We Are the Union
Democratic Unionism and Dissent at Boeing
Publication Year: 2011
Published by: University of Illinois Press
Title Page, Copyright, Dedication
In June 1996, I attended a panel on the prospects for the labor movement at an activist conference in Chicago. On that panel was a union activist from Wichita, Kansas. His name was Keith Thomas, he worked at The Boeing Company, and he had a story to tell. The labor movement had been in a bad way through the 1980s and into the 1990s; ...
First and foremost, I thank Keith and Shelley Thomas for opening their home and lives to me. Since this project began more than a decade ago, they have become family to me, my partner, and our daughter. I offer deepest thanks to all of the union activists in Wichita and the Puget Sound—Keith Thomas, Kelly Vandegrift, ...
Introduction: "To Get to Boeing, We First Had to Take on the Union"
Advocates for social change often find themselves in an ambivalent relationship to the existing institutions, mechanisms, and rhetorical norms of change in U.S. society. For example, opponents of the death penalty and the vagaries of the criminal justice system still must use the courts as an arena of contestation. ...
1. Business Unionism and Rank-and-File Unionism at the Turn of the Millennium
The history of labor in the United States since the latter half of the twentieth century has been, up until recently, a study in defeat. What will it take to beat back the ongoing employers’ offensive? Alongside tax cuts for the rich, real wages have stagnated, and consumer debt (totaling $2.6 trillion) is at record proportions, ...
2. Not a Smooth Flight for Boeing and the Union
Robert J. Serling’s history of the Boeing Company describes Boeing as “a corporate Horatio Alger,” growing from a tiny manufacturing company into one of the nation’s largest industrial firms.1 Serling’s narrative emphasizes the engineering innovations and the personalities of the corporate leaders and engineers at Boeing, ...
3. Enter the Dissidents
Keith Thomas is a tall, pale-haired, loud-talking, sturdy dynamo of a man. He is the kind of person who leaps to his feet to be useful before you realize you needed something. In July 1999, we were in his basement workshop getting ready for a picket at the Wichita, Kansas, International Association of Machinists and Aerospace Workers (IAMAW) union hall, ...
4. The Problem with “Jointness”
In keeping with the traditional union philosophy, the International Association of Machinists and Aerospace Workers’ (IAMAW’s) vision has been one of maintaining credibility through negotiation with Boeing rather than antagonism. There is perpetual hope that this method will result in job security and other gains. ...

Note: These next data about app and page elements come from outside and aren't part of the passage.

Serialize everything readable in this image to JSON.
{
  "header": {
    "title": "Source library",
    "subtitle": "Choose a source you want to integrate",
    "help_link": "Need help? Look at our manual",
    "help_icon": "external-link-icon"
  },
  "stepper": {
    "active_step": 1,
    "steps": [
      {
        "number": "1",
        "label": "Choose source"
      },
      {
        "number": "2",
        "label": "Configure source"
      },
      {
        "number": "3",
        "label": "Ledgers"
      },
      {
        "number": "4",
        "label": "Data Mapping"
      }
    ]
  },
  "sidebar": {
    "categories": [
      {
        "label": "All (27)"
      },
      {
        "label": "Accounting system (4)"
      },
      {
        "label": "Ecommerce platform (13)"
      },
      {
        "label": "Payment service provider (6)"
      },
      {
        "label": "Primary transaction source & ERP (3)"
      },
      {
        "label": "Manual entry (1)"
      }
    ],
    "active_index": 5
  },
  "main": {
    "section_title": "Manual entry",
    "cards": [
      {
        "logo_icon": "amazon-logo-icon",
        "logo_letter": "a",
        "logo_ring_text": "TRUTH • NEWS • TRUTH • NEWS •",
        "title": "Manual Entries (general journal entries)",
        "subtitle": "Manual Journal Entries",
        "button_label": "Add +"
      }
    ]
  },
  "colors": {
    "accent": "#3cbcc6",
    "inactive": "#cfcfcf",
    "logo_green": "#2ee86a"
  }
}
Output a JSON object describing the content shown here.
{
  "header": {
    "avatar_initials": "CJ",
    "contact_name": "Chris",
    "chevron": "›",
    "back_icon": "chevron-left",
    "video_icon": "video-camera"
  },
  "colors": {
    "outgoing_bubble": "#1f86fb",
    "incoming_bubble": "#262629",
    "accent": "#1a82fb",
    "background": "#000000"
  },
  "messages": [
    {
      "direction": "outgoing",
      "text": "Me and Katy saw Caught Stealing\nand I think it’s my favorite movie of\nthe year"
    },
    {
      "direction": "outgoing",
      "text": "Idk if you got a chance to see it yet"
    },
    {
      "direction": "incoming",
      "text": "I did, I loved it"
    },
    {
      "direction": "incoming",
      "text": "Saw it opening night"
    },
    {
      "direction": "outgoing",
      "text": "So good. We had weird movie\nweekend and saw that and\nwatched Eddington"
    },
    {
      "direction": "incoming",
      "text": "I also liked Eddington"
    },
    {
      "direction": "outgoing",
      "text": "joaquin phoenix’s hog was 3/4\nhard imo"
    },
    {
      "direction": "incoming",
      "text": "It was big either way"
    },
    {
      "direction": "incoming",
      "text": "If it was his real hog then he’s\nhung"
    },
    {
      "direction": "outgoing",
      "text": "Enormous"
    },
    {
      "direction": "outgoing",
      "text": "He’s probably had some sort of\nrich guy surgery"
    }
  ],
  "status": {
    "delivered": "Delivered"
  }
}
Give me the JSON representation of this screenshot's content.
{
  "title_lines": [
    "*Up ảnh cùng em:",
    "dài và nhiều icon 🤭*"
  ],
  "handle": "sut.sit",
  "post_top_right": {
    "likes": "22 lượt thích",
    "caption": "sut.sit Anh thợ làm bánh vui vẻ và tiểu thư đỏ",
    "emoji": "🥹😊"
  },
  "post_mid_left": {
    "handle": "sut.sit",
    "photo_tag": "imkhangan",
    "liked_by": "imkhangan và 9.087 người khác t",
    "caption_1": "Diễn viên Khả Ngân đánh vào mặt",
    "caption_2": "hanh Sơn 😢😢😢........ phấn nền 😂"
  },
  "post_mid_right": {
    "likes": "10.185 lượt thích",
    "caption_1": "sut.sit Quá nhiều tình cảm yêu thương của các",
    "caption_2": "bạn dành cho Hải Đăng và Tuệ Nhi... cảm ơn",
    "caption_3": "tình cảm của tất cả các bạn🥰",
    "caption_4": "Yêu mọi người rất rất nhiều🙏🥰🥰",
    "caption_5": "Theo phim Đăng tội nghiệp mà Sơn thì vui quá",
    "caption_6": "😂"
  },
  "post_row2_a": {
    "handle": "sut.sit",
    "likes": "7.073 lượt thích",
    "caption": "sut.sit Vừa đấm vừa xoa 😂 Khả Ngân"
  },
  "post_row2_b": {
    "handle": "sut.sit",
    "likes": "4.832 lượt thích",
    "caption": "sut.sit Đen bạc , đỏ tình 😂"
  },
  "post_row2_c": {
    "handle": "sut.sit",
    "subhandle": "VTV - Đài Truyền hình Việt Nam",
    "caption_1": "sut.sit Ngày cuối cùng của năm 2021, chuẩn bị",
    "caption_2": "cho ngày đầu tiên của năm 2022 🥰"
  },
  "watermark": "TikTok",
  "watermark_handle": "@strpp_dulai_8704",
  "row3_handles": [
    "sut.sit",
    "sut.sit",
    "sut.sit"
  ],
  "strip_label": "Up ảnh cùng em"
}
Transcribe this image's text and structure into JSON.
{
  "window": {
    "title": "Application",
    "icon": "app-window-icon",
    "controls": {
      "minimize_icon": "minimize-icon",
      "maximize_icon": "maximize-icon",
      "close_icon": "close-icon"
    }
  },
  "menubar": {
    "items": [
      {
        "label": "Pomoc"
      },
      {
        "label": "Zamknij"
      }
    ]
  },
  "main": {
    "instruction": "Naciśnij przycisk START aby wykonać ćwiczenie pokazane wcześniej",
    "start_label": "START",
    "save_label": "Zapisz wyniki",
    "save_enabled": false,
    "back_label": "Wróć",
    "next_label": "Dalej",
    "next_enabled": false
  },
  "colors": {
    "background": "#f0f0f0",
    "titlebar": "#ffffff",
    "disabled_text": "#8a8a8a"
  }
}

5. The 1995 Strike and the Rejection of the Second Contract
During 1995, Boeing had eliminated nearly 35,000 union jobs, 26,000 of these in the Puget Sound area. Job security thus was central to the workers’ demands as they entered contract negotiations, along with shorter contracts, wage increases, and improvements in safety, health, and benefits, even for laid-off workers.1 ...
6. “The Feeble Strength of One”
In her influential essay “The Problem of Speaking for Others,” Linda Alcoff observes that standing up to, for, and with others poses a dilemma.2 On the one hand, if one chooses to speak for others—for example, to speak for the rank and file as a leader of a union or of a dissident union caucus ...
7. Carrying the Memory of Agitation: A Dialogue between Keith Thomas and Dana Cloud
This exchange—referred to by both Keith Thomas and Dana Cloud as a “postmortem” on Unionists for Democratic Change (UDC)—was edited and compiled from two conversations: The first is a recorded interview between Dana Cloud and Keith Thomas in Wichita, Kansas, on July 17, 2001, the evening after a small demonstration at the union hall earlier that afternoon; ...
8. Communication and Clout
I have been a labor activist for twenty years. At the same time, I come to this project with an academic background in the field of communication studies, specifically in the areas of organizational communication and rhetorical theory and criticism, and I have aimed this work to address those academic audiences as well as the activist community. ...
Conclusion: The Beginnings and Ends of Union Democracy
The explosion of working-class anger that erupted in early 2011 in Wisconsin and elsewhere across the United States prompted observers to either cheer the potential strength of labor or predict its demise. For example, Robert Samuelson, writing in Newsweek, asked, “Is organized labor obsolete?”1 ...
Interviews and Archival Sources
About the Author, Publication Information
Dana L. Cloud is an associate professor of communication studies at the University of Texas, Austin, and the author of Consolation and Control in American Culture: Rhetorics of Therapy. ...
Page Count: 256
Publication Year: 2011
OCLC Number: 785781238
MUSE Marc Record: Download for We Are the Union